§ PROBLEM
Check each line of the entries. Copy the ones that contain the string "nick".

Items from an interface collection:

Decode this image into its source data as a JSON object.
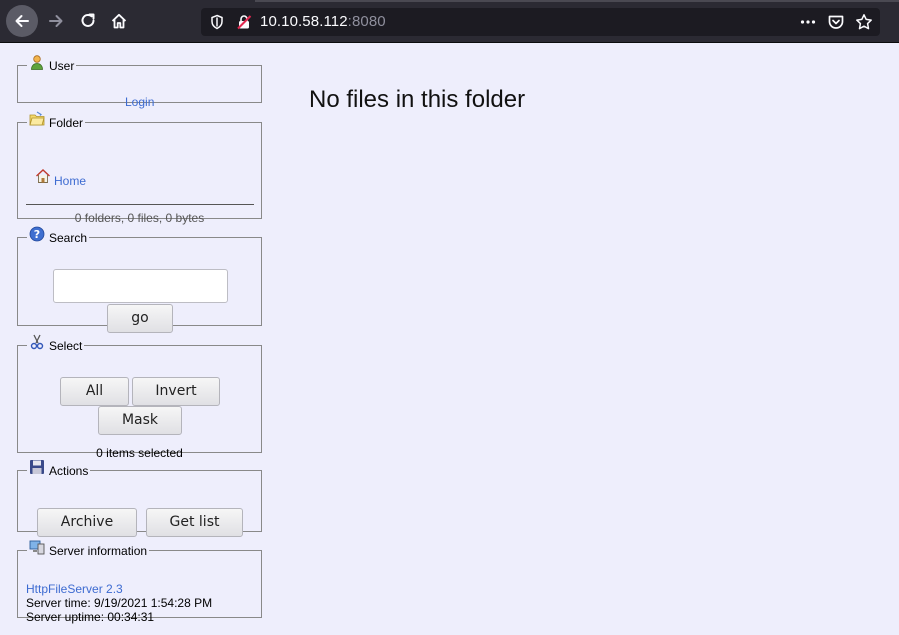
{
  "browser": {
    "url_host": "10.10.58.112",
    "url_port": ":8080"
  },
  "panels": {
    "user": {
      "legend": "User",
      "login_label": "Login"
    },
    "folder": {
      "legend": "Folder",
      "home_label": "Home",
      "stats": "0 folders, 0 files, 0 bytes"
    },
    "search": {
      "legend": "Search",
      "query": "",
      "go_label": "go"
    },
    "select": {
      "legend": "Select",
      "all_label": "All",
      "invert_label": "Invert",
      "mask_label": "Mask",
      "selected_text": "0 items selected"
    },
    "actions": {
      "legend": "Actions",
      "archive_label": "Archive",
      "getlist_label": "Get list"
    },
    "server": {
      "legend": "Server information",
      "version_link": "HttpFileServer 2.3",
      "server_time": "Server time: 9/19/2021 1:54:28 PM",
      "server_uptime": "Server uptime: 00:34:31"
    }
  },
  "main": {
    "message": "No files in this folder"
  },
  "colors": {
    "page_bg": "#eeeefc",
    "link": "#3d6bd1",
    "chrome_bg": "#2b2a33"
  },
  "icons": [
    "back-arrow-icon",
    "forward-arrow-icon",
    "reload-icon",
    "home-icon",
    "shield-icon",
    "insecure-lock-icon",
    "more-icon",
    "pocket-icon",
    "star-icon",
    "user-icon",
    "folder-icon",
    "help-icon",
    "scissors-icon",
    "floppy-disk-icon",
    "server-icon"
  ]
}
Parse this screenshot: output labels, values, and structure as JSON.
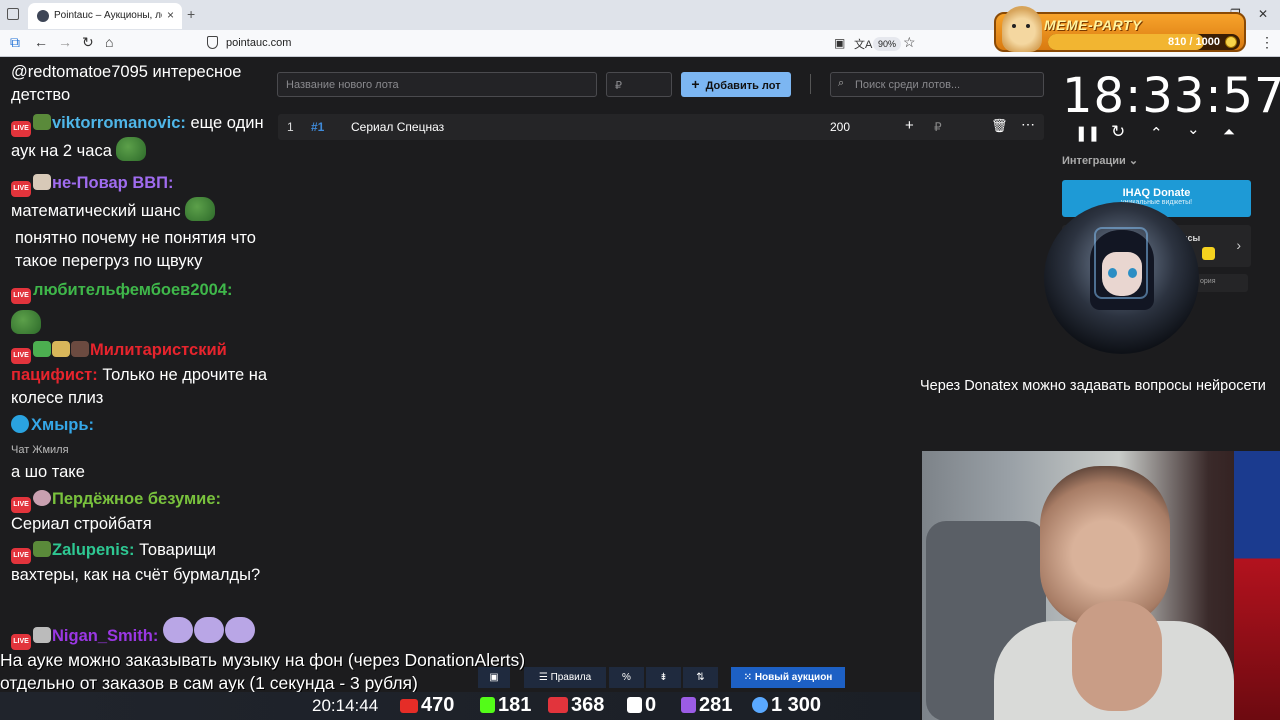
{
  "browser": {
    "tab_title": "Pointauc – Аукционы, лотереи",
    "url": "pointauc.com",
    "zoom": "90%"
  },
  "meme_party": {
    "name": "MEME-PARTY",
    "counter": "810 / 1000",
    "progress": 0.81
  },
  "chat": {
    "messages": [
      {
        "nick": "",
        "text": "@redtomatoe7095 интересное детство"
      },
      {
        "nick": "viktorromanovic:",
        "text": "еще один аук на 2 часа",
        "color": "#4fb6e8"
      },
      {
        "nick": "не-Повар ВВП:",
        "text": "математический шанс",
        "color": "#a06cf0"
      },
      {
        "nick": "",
        "text": "понятно почему не понятия что такое перегруз по щвуку"
      },
      {
        "nick": "любительфембоев2004:",
        "text": "",
        "color": "#3fb74a"
      },
      {
        "nick": "Милитаристский пацифист:",
        "text": "Только не дрочите на колесе плиз",
        "color": "#e6242d"
      },
      {
        "nick": "Хмырь:",
        "sub": "Чат Жмиля",
        "text": "а шо таке",
        "color": "#35a7e8"
      },
      {
        "nick": "Пердёжное безумие:",
        "text": "Сериал стройбатя",
        "color": "#79c23d"
      },
      {
        "nick": "Zalupenis:",
        "text": "Товарищи вахтеры, как на счёт бурмалды?",
        "color": "#2ec792"
      },
      {
        "nick": "Nigan_Smith:",
        "text": "",
        "color": "#9a37e3"
      }
    ]
  },
  "app": {
    "new_lot_placeholder": "Название нового лота",
    "amount_placeholder": "₽",
    "add_lot_label": "Добавить лот",
    "search_placeholder": "Поиск среди лотов...",
    "lots": [
      {
        "index": "1",
        "id": "#1",
        "name": "Сериал Спецназ",
        "amount": "200",
        "currency": "₽"
      }
    ],
    "timer": "18:33:57",
    "integrations_label": "Интеграции",
    "ihaq_title": "IHAQ Donate",
    "ihaq_sub": "уникальные виджеты!",
    "card2_text": "исы",
    "card3_text": "ория",
    "toolbar": {
      "rules": "Правила",
      "new_auction": "Новый аукцион"
    }
  },
  "overlays": {
    "donatex": "Через Donatex можно задавать вопросы нейросети",
    "music_line1": "На ауке можно заказывать музыку на фон (через DonationAlerts)",
    "music_line2": "отдельно от заказов в сам аук (1 секунда - 3 рубля)"
  },
  "status_bar": {
    "time": "20:14:44",
    "youtube": "470",
    "kick": "181",
    "vk": "368",
    "rutube": "0",
    "other": "281",
    "viewers": "1 300"
  }
}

§ ANSWER SPACE
        "nick": "",
        "nick": "viktorromanovic:",
        "nick": "не-Повар ВВП:",
        "nick": "",
        "nick": "любительфембоев2004:",
        "nick": "Милитаристский пацифист:",
        "nick": "Хмырь:",
        "nick": "Пердёжное безумие:",
        "nick": "Zalupenis:",
        "nick": "Nigan_Smith:",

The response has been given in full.